_YOUR GOAL_
When a line below contains the word "color", copy that line.
#### MATERIAL SUPPLIED
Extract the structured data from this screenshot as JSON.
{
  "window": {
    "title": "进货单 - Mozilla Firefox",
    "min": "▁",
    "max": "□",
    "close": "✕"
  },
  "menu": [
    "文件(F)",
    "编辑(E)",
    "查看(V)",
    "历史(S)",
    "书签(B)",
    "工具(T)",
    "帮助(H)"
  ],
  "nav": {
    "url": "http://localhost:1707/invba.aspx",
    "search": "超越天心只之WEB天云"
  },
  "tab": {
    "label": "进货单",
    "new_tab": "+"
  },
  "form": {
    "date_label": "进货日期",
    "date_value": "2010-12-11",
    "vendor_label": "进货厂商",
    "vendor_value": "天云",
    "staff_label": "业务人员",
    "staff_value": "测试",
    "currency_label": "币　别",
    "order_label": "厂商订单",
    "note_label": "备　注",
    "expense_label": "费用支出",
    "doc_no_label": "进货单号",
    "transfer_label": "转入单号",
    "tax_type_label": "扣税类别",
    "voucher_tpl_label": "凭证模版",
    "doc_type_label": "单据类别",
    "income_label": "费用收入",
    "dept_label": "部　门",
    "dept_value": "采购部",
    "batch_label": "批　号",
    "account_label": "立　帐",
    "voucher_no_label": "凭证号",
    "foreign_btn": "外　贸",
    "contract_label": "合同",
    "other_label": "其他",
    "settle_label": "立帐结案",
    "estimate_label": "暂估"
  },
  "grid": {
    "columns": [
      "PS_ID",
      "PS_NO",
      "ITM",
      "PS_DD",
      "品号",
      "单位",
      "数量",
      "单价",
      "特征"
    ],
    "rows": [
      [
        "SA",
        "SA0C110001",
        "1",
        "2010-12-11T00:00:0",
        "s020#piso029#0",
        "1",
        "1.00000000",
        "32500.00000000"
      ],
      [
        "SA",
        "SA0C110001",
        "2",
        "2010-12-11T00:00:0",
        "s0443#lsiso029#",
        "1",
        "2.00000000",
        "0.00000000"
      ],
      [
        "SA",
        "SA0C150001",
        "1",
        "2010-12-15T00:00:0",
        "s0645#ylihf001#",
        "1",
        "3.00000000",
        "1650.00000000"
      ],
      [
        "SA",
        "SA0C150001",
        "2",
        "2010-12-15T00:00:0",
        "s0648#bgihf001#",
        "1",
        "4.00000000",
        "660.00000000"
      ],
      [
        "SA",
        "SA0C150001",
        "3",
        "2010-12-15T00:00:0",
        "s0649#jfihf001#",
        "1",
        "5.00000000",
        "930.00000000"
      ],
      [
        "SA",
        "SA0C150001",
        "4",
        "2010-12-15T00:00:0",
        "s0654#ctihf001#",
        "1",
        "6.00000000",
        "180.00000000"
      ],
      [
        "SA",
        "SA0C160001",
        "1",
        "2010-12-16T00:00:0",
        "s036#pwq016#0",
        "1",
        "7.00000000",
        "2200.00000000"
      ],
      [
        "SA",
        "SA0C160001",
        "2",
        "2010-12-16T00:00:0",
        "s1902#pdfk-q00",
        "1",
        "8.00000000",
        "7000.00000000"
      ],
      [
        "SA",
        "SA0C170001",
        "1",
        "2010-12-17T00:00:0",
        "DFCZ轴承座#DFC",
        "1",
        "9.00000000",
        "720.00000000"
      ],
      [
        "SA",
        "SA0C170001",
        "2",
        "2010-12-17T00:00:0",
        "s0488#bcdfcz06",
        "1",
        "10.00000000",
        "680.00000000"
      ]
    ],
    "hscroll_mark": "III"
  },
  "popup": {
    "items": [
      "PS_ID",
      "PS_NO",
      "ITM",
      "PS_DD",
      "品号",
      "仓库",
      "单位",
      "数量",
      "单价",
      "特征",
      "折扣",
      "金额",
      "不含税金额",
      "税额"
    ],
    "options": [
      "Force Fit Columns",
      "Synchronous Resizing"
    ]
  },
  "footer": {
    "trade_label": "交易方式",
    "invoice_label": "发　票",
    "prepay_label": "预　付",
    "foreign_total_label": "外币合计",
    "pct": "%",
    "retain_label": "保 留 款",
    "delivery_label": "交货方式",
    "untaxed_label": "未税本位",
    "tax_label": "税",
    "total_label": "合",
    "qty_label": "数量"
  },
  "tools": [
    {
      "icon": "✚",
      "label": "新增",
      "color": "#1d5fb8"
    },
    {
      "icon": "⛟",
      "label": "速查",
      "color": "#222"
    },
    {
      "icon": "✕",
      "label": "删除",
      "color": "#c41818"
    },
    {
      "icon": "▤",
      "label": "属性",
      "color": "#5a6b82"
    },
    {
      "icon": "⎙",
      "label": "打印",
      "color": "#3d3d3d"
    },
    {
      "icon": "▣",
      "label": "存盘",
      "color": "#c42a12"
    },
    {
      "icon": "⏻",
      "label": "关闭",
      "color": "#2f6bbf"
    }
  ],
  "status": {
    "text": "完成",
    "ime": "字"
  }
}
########
_EXPECTED ANSWER_
      "color": "#1d5fb8"
      "color": "#222"
      "color": "#c41818"
      "color": "#5a6b82"
      "color": "#3d3d3d"
      "color": "#c42a12"
      "color": "#2f6bbf"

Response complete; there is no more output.